A new infographic released by The Ken Blanchard Companies shows that work communication isn’t happening with the quality or frequency people are hoping for. The infographic looks specifically at one-on-one conversations and finds huge gaps (20 to 30 percent) between what employees want and what they actually experience when conversing with their manager.
These gaps are found in performance planning and performance review discussions as well as day-to-day coaching. According to a supporting white paper, this disparity translates into lowered employee intention to perform at a high level, apply discretionary effort, or even stay with the organization.
It’s a problem that needs to be addressed immediately, says Scott Blanchard, principal and EVP with The Ken Blanchard Companies. From Blanchard’s perspective, managers should meet with their direct reports weekly or at least biweekly to review progress, give feedback, and provide additional direction and support as needed.
“All good performance begins with clear goals. It’s about getting people focused and setting their priorities so that they know where they are going,” says Blanchard.
“Next, it’s about identifying the skills and motivation a direct report brings to a particular goal or task. Is it something brand new to the person that will require a lot of direction, or is it something they have experience doing? The manager needs to provide the right combination of direction and support to match the employee’s level of competence and commitment on the goal or task.”
In a recent article for his company’s Ignite! newsletter, Blanchard explains that the challenge for a manager is to be able to provide all four of the different styles of leadership people need based on their ability to accomplish a task. He points to research that shows most managers are adept at delivering only one style of leadership out of the four—for example, only directing or only supporting.
“Only 1 percent of managers we’ve worked with were already able to adjust the levels of direction and support they provided their direct reports based on specific needs. The good news is this is a skill that can be learned.”
Blanchard believes job one for a manager is to create commitment and clarity with people about where they’re going and what they’re doing. After that, the manager must make time to check in and evaluate progress on a regular—think weekly—basis.

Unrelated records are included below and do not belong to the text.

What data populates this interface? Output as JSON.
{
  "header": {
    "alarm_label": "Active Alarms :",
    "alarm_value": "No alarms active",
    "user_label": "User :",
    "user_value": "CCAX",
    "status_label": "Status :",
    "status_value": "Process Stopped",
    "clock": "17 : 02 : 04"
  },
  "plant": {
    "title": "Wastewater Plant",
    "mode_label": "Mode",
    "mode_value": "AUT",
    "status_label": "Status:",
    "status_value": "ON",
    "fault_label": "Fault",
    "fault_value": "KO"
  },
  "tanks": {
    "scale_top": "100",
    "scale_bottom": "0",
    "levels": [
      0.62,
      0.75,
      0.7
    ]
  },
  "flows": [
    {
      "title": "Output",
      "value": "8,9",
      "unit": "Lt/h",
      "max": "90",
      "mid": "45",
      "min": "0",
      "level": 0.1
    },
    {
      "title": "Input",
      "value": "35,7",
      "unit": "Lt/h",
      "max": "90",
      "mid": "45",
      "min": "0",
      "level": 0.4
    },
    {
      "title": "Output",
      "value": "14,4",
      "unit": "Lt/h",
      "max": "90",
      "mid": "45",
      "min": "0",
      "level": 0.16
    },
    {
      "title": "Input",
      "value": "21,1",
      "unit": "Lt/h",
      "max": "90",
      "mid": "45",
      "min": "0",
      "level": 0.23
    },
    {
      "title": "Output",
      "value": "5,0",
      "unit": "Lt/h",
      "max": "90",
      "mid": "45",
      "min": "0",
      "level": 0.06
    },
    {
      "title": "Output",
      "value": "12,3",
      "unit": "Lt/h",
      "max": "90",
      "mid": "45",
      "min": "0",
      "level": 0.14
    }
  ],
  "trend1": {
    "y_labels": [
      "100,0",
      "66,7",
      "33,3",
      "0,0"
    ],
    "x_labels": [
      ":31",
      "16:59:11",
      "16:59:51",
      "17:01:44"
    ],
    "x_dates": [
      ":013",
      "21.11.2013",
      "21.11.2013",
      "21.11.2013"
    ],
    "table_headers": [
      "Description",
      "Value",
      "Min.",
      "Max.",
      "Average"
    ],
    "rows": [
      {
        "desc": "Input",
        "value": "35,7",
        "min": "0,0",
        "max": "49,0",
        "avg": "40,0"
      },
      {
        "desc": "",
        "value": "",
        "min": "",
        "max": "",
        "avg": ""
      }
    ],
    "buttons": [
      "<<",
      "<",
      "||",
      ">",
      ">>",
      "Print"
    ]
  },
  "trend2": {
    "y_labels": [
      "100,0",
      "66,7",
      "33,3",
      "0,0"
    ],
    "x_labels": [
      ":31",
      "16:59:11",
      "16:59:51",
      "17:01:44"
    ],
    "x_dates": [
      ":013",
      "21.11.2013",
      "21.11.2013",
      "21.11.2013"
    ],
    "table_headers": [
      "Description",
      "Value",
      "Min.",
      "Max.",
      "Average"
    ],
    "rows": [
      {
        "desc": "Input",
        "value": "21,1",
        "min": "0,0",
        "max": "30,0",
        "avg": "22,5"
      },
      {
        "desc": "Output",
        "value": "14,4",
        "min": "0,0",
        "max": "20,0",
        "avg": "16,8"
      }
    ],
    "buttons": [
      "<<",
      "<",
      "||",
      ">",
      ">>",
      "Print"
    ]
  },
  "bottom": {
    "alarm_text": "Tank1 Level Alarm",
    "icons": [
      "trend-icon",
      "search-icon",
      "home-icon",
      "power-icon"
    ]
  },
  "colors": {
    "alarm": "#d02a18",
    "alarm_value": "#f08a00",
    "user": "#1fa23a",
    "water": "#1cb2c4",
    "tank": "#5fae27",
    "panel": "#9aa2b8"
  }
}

“The best managers conduct these check-ins frequently by way of structured conversations with each direct report. This is more difficult than it sounds. Consider all of the projects being worked on by all of a manager’s direct reports. The manager needs to make sure they know which project is being reviewed. They may need four or five different conversations with a given employee depending on how many projects need to be discussed.”
Blanchard explains that the smart manager takes a situational approach to communication: they look at competence, confidence, and motivation to decide which management approach works best.
“It’s about flexing your leadership style based on what the direct report needs in a specific role. More than ever in today’s world, managers need to stop for a moment and think about the individual they are speaking with, the type of conversation they are having, how productive the conversation is, and how the direct report feels—and then decide on the best words to say.”
Blanchard encourages leaders to take the time to develop additional management skills.
“It can be a challenge at first, but it can be learned. We believe the success or failure of a manager hinges on the quality of the conversations they have with their people. Great managers know how to have useful conversations—how to talk things through, resolve issues, create clarity, and keep things moving forward. The capacity to learn how to have successful performance management conversations creates the foundational skill all managers need to succeed.”
Interested in learning more?
Learning and talent development executives are invited to join Blanchard for a free special online event October 26.
Leadership 201: Developing a Leadership Curriculum for Midlevel Managers
October 26, 2016, at 9:00 a.m. Pacific Time
In this webinar, Scott Blanchard will share the advanced skills needed in any leadership development program aimed at midlevel managers. Drawing on the key principles from Situational Leadership® II, Blanchard will share the recommended components learning and talent development professionals should focus on when they create a midlevel manager curriculum, including:
- The Five Elements of Advanced Goal Setting: A new take on the popular SMART Goal model that puts a special emphasis on motivation. Managers draw people into aligned goals instead of constantly having to hold them accountable to overall organization objectives.
- The Four Stages of Development: How to identify the starting mindset of direct reports on new tasks; also, the four stages of development all people pass through when taking on a new goal or project.
- How to Flex Your Leadership Style: The steps required for a leader to develop beyond a comfortable, default leadership style in order to provide appropriate direction and support for every direct report.
Don’t miss this opportunity to learn about the essential skill components midlevel managers need to succeed in today’s diverse and fast-paced work environment. Discover the components you should be considering as a part of your leadership development offerings.
3 thoughts on “Want to Improve Work Performance? Focus on Your Conversations”
Reblogged this on Gr8fullsoul.
Key understanding: Relationships/Communication/Conversation ….. synonymous!
Short and sweet–thanks Sandra!